The conclusion was drawn after ongoing analysis found that pricing pressure for solar modules is driving suppliers to decrease their manufacturing costs. IMS added that over 70 percent of module production capacity will be located in Asia in the final quarter of this year; this share is expected to grow steadily throughout 2011, as Asian manufacturing expansion "accelerates".
The research company went on to say the "booming demand" seen this year has prompted high module shipment growth and limited pricing pressure for the module industry. It warned, however, that the "over heating" German market is cooling. As a result, it believes the PV supply chain is increasingly focusing on cost reduction.
These findings echo the words of Joachim Luther, Time Magazine’s ‘Hero of the Environment’ for 2008, who mentioned three important goals the solar industry should have, during his International Energy Week presentation held last week in Singapore: bring costs down, bring costs down and, again, bring costs down.
IMS went on to explain: "Many suppliers have recently announced ambitious cost reduction plans, all of which have a common theme an increasing proportion of production taking place in Asia."
Citing two examples, IMS said that both the Renewable Energy Corporation (REC) and Evergreen Solar had recently announced cost cutting measures, with REC stating it will be capable of producing modules for 0.97/W by the end of next year, and Evergreen Solar announcing its plans to produce modules for USD$0.90/W by the end of 2012 at its Chinese facility. "Ambitious plans indeed," commented IMS, "given that its costs at its U.S. plant were more than twice that in Q310, at $1.88/W."

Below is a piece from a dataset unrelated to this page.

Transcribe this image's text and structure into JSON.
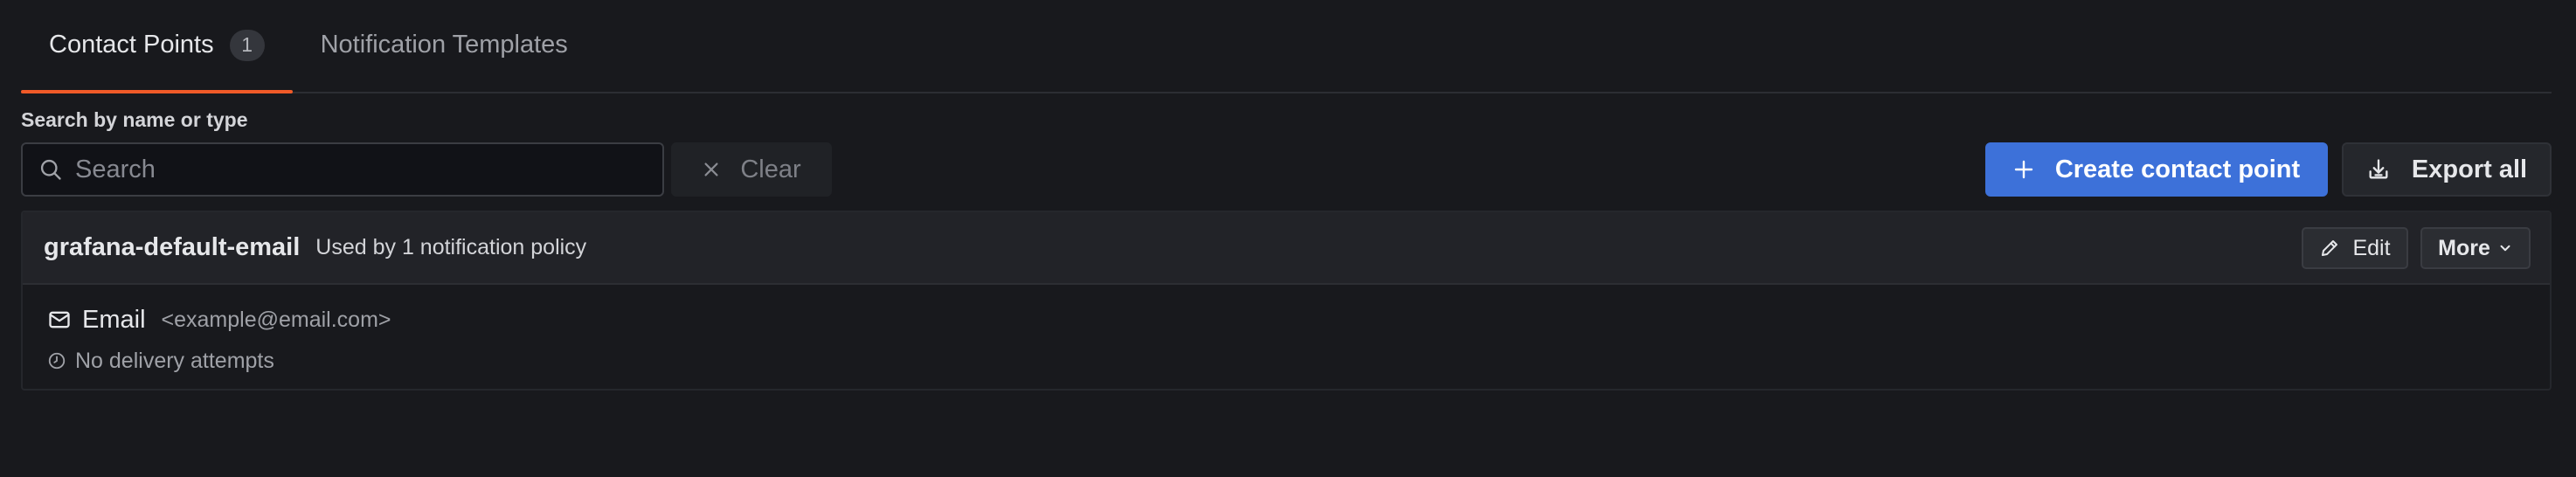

"It is essential that PV costs continue to decline in order for PV to become a more sustainable industry that is less reliant on subsidies, and seemingly inevitable that manufacturing will shift to Asia, much as it has done in almost every other high-volume electronics market," said PV Research Analyst, Sam Wilkinson. "Large Chinese manufacturers are currently leading the industry in crystalline PV module cost reduction and other Western suppliers are joining them by moving their own production to Asia."